=== Data for this task ===

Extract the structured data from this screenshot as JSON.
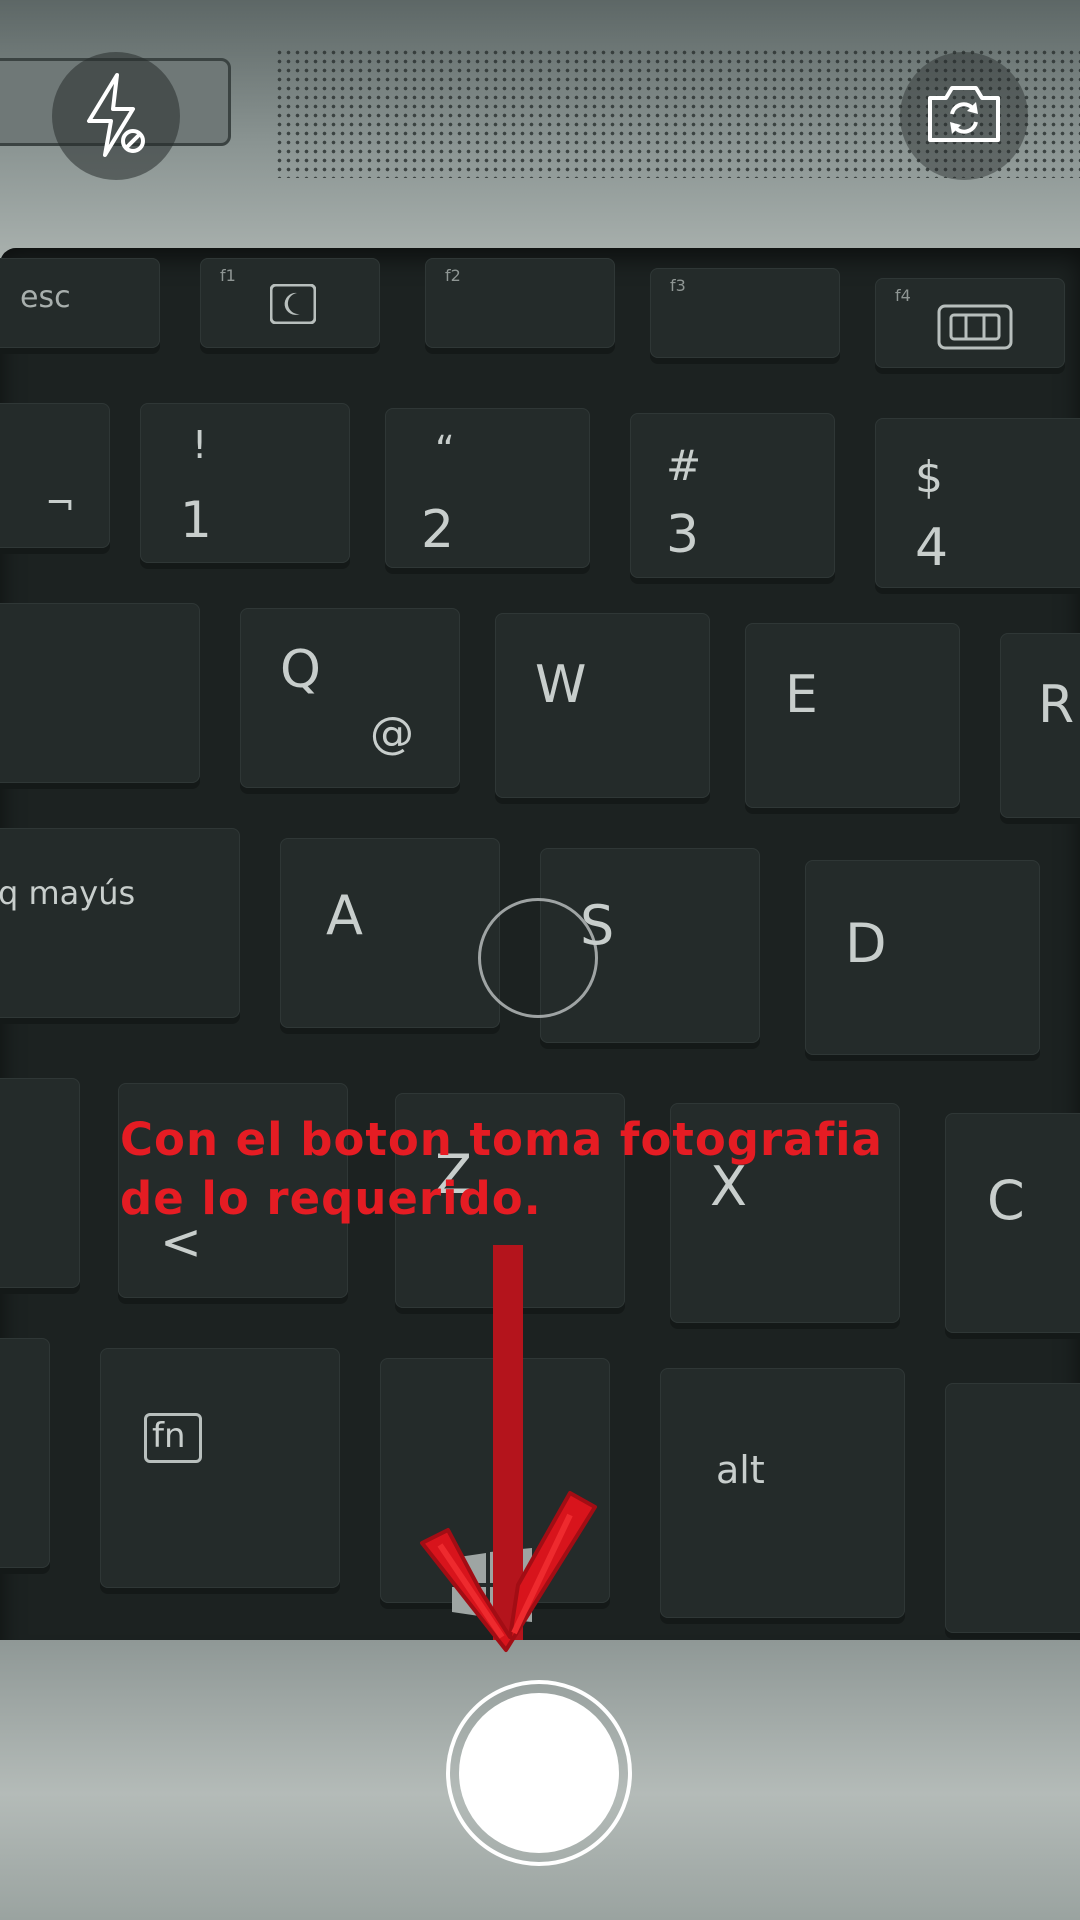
{
  "camera": {
    "flash_mode": "off",
    "controls": {
      "flash_icon": "flash-off-icon",
      "switch_camera_icon": "camera-switch-icon",
      "shutter_icon": "shutter-icon"
    }
  },
  "instruction": {
    "line1": "Con el boton toma fotografia",
    "line2": "de lo requerido.",
    "color": "#e51c23"
  },
  "annotation": {
    "arrow_icon": "down-arrow-icon",
    "arrow_color": "#c8141c"
  },
  "viewfinder_scene": {
    "keys": {
      "esc": "esc",
      "f1": "f1",
      "f2": "f2",
      "f3": "f3",
      "f4": "f4",
      "excl": "!",
      "one": "1",
      "quote": "“",
      "two": "2",
      "hash": "#",
      "three": "3",
      "dollar": "$",
      "four": "4",
      "q": "Q",
      "at": "@",
      "w": "W",
      "e": "E",
      "r": "R",
      "caps": "q mayús",
      "a": "A",
      "s": "S",
      "d": "D",
      "lt": "<",
      "z": "Z",
      "x": "X",
      "c": "C",
      "fn": "fn",
      "alt": "alt",
      "not": "¬"
    }
  }
}
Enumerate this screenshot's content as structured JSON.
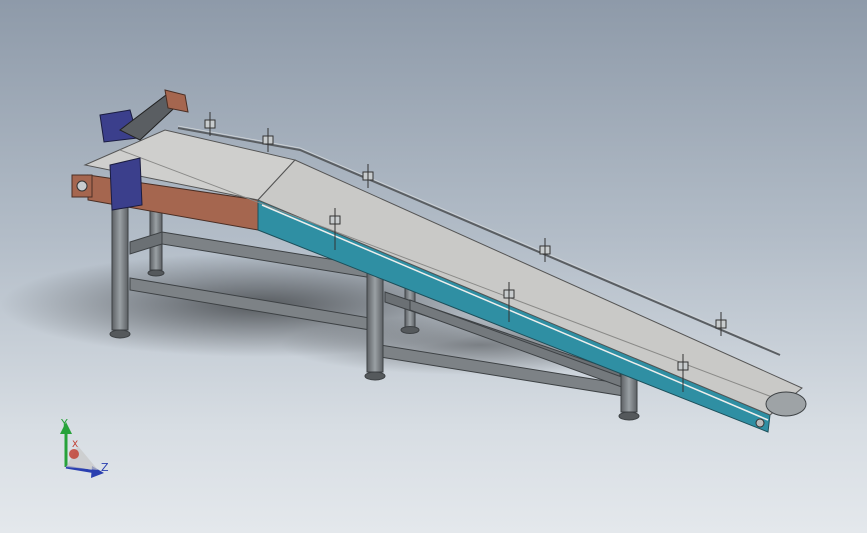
{
  "viewport": {
    "background_top": "#8e9aa9",
    "background_bottom": "#e4e8ec"
  },
  "model": {
    "belt_color": "#c9c9c7",
    "frame_color": "#6f7478",
    "side_panel_incline_color": "#2f8fa3",
    "side_panel_flat_color": "#a5664f",
    "motor_color": "#3b3f8c"
  },
  "triad": {
    "y_label": "Y",
    "x_label": "X",
    "z_label": "Z",
    "y_color": "#27a23a",
    "x_color": "#c0392b",
    "z_color": "#2a3fb0"
  }
}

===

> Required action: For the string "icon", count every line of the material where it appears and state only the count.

> Result: 4